━━ Listed records
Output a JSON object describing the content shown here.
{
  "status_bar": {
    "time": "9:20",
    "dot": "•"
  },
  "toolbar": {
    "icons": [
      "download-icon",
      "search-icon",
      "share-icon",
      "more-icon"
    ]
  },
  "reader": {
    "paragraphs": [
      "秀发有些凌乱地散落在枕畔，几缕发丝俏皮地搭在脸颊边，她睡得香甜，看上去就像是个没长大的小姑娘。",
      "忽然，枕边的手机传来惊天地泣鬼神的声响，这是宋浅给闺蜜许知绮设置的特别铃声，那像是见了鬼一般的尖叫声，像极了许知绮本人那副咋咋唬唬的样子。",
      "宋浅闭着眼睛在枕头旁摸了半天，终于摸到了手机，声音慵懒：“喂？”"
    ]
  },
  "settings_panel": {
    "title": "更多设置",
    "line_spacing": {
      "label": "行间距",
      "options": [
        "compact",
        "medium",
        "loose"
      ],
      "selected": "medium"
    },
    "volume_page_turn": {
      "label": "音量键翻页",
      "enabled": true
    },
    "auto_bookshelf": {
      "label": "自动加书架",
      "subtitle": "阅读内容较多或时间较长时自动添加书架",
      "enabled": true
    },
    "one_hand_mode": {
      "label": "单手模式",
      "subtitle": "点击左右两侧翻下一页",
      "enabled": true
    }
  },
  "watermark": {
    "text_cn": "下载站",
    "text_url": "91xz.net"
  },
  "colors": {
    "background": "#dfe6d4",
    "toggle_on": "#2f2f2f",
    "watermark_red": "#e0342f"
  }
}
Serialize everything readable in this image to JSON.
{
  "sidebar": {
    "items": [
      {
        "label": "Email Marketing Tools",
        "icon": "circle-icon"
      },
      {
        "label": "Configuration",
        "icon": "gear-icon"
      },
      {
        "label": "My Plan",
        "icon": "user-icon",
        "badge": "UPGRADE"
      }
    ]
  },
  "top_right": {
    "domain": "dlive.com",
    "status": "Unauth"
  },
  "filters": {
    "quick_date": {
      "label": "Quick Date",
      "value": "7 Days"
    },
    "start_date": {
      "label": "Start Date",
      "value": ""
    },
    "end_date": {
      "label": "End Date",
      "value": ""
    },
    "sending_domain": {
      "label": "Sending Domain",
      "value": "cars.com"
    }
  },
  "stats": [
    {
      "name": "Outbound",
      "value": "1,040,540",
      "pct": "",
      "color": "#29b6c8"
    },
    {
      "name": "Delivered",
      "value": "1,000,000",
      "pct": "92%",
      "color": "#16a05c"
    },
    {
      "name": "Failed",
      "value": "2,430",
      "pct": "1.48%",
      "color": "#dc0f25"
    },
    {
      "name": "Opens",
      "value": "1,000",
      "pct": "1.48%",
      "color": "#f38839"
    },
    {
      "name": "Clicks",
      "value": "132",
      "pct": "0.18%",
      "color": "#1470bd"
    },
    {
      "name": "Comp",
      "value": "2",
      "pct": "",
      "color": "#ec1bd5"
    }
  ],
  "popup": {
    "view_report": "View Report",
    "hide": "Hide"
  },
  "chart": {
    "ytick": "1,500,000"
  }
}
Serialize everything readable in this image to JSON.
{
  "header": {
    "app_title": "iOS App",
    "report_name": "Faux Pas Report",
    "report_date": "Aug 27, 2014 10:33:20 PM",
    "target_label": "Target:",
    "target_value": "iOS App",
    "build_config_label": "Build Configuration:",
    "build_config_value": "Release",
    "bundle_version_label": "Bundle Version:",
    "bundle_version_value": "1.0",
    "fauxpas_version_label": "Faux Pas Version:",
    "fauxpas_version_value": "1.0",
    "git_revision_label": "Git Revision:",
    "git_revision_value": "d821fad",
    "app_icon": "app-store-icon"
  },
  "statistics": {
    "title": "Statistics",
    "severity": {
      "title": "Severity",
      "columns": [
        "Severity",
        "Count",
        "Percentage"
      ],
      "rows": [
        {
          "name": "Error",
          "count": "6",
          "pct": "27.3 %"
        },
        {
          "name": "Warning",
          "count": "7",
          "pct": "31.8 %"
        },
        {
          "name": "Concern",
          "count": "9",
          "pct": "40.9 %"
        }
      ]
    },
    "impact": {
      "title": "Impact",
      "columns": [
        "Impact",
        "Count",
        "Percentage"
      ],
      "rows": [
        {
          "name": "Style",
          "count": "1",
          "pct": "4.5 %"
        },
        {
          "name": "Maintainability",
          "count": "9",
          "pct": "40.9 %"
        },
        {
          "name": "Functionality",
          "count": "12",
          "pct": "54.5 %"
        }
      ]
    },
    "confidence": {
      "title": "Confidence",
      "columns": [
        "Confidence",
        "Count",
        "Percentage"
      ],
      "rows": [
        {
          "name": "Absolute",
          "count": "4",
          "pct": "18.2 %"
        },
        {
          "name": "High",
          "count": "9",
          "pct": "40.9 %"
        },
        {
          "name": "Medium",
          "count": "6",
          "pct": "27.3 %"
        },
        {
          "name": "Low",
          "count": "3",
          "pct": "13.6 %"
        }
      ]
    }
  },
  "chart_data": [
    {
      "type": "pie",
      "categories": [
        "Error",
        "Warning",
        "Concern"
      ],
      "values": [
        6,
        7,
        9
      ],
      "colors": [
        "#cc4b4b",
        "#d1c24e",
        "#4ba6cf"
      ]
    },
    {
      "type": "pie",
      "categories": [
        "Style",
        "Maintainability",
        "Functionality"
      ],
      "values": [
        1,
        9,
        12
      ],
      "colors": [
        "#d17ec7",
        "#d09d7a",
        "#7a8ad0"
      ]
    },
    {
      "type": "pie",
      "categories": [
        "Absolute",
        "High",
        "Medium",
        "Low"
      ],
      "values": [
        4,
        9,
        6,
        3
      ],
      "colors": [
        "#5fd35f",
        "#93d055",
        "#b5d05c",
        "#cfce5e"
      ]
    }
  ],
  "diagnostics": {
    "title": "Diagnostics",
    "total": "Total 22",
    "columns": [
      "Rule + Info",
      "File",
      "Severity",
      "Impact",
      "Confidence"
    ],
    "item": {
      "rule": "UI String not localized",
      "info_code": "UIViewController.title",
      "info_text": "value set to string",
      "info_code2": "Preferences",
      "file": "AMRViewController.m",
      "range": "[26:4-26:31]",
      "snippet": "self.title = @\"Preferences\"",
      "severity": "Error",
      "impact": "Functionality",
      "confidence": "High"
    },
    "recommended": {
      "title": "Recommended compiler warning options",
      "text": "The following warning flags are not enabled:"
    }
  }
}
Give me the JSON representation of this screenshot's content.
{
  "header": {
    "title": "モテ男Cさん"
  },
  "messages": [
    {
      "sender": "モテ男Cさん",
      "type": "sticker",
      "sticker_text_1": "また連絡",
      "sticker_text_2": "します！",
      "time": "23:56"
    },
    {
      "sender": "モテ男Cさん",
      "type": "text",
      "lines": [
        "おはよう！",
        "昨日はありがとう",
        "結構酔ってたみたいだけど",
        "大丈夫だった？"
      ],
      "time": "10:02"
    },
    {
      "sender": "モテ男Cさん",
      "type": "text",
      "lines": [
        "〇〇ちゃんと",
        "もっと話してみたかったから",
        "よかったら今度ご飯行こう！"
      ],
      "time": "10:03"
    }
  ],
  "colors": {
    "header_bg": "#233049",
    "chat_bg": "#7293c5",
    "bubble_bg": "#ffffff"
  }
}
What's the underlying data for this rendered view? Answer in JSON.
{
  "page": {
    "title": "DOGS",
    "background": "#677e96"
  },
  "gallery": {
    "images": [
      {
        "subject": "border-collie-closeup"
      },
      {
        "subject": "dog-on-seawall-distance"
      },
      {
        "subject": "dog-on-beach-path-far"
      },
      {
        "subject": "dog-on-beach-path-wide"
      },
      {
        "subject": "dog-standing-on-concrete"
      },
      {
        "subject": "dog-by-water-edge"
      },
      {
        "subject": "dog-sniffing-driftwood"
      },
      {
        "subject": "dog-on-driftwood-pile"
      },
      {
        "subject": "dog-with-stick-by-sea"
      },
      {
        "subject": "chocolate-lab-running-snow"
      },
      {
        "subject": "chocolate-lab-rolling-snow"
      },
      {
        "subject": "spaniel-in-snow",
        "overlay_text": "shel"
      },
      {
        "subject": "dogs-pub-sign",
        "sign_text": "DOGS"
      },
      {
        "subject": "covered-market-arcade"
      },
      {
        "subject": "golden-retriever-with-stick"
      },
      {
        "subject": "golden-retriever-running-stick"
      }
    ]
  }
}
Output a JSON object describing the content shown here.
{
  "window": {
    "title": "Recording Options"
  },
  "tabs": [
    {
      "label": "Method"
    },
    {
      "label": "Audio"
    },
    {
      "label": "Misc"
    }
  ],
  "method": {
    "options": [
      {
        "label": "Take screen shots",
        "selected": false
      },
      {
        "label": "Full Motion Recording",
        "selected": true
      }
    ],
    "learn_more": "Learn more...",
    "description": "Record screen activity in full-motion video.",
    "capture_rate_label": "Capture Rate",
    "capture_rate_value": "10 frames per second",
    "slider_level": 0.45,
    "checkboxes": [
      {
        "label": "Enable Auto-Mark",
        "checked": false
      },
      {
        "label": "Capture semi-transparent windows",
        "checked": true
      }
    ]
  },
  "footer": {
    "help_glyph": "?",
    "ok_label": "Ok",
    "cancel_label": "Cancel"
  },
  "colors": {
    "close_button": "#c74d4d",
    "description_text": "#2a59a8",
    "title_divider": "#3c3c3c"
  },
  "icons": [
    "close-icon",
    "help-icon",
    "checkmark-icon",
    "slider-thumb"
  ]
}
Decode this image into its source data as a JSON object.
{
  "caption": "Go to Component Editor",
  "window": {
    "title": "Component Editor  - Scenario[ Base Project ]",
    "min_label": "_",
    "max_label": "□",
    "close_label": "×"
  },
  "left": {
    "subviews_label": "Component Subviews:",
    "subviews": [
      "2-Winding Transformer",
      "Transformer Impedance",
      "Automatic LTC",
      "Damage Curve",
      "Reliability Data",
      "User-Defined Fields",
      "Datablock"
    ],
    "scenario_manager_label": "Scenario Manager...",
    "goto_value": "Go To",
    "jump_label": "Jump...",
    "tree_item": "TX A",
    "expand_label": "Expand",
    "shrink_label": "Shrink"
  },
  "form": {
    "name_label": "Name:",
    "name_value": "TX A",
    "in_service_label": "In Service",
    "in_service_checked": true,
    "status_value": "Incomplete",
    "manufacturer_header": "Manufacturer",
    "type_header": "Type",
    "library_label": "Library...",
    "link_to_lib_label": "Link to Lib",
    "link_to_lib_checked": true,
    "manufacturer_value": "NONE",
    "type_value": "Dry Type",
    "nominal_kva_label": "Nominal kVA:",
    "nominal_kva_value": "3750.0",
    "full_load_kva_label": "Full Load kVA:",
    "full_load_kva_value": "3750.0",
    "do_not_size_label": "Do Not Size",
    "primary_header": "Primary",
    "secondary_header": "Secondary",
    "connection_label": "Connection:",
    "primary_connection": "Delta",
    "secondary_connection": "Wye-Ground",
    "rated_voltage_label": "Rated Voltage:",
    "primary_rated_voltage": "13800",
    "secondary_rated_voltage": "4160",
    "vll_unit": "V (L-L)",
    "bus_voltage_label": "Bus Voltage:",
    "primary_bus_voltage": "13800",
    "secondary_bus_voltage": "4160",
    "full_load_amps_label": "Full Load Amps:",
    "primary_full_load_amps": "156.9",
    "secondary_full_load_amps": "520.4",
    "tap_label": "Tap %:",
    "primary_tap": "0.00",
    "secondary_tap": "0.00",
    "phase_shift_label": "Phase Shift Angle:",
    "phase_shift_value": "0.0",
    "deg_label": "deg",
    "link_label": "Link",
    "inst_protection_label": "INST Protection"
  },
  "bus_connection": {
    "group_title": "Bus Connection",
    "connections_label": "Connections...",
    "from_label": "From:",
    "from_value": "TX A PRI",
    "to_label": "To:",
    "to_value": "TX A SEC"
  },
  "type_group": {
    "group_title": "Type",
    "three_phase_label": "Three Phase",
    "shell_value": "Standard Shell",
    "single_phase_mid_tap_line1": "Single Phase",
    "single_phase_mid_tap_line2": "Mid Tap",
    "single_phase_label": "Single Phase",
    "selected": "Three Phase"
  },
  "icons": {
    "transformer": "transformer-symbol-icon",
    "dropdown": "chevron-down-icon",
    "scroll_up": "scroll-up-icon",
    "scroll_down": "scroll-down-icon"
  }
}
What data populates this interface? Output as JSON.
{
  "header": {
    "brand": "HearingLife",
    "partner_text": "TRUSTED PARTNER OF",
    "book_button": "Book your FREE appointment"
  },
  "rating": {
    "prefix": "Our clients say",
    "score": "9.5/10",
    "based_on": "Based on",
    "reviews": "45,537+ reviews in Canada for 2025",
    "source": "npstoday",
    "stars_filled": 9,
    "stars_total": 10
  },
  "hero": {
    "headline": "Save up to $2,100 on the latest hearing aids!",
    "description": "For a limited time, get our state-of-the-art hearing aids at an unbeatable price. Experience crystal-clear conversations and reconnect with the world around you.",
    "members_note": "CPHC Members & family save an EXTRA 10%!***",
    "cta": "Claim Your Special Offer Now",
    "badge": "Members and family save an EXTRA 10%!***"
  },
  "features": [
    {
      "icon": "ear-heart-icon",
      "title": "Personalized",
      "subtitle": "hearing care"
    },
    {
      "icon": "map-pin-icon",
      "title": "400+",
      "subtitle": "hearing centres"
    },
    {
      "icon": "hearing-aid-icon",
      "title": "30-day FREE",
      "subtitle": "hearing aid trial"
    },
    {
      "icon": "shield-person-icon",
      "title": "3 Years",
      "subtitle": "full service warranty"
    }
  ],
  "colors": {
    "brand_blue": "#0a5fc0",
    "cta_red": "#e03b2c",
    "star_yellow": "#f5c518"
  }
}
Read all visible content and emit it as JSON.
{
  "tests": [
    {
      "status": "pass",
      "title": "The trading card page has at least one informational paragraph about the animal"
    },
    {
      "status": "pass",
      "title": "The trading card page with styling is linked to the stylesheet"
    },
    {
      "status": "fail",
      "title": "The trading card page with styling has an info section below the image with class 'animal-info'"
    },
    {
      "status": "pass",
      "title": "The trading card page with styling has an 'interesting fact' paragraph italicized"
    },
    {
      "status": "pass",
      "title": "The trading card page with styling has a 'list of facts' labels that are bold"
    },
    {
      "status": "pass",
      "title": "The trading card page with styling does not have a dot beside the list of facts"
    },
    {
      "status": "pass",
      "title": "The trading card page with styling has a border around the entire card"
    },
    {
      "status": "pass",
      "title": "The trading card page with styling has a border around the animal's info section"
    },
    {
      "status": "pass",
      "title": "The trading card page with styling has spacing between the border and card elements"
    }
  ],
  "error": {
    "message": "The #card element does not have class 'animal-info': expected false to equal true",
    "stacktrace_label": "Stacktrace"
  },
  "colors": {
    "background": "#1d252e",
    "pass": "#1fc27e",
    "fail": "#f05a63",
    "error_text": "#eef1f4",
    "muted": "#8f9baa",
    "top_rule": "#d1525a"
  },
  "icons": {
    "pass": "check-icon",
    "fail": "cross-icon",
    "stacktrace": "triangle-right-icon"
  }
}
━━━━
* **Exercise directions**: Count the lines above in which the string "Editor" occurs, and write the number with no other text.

* **Written response**: 2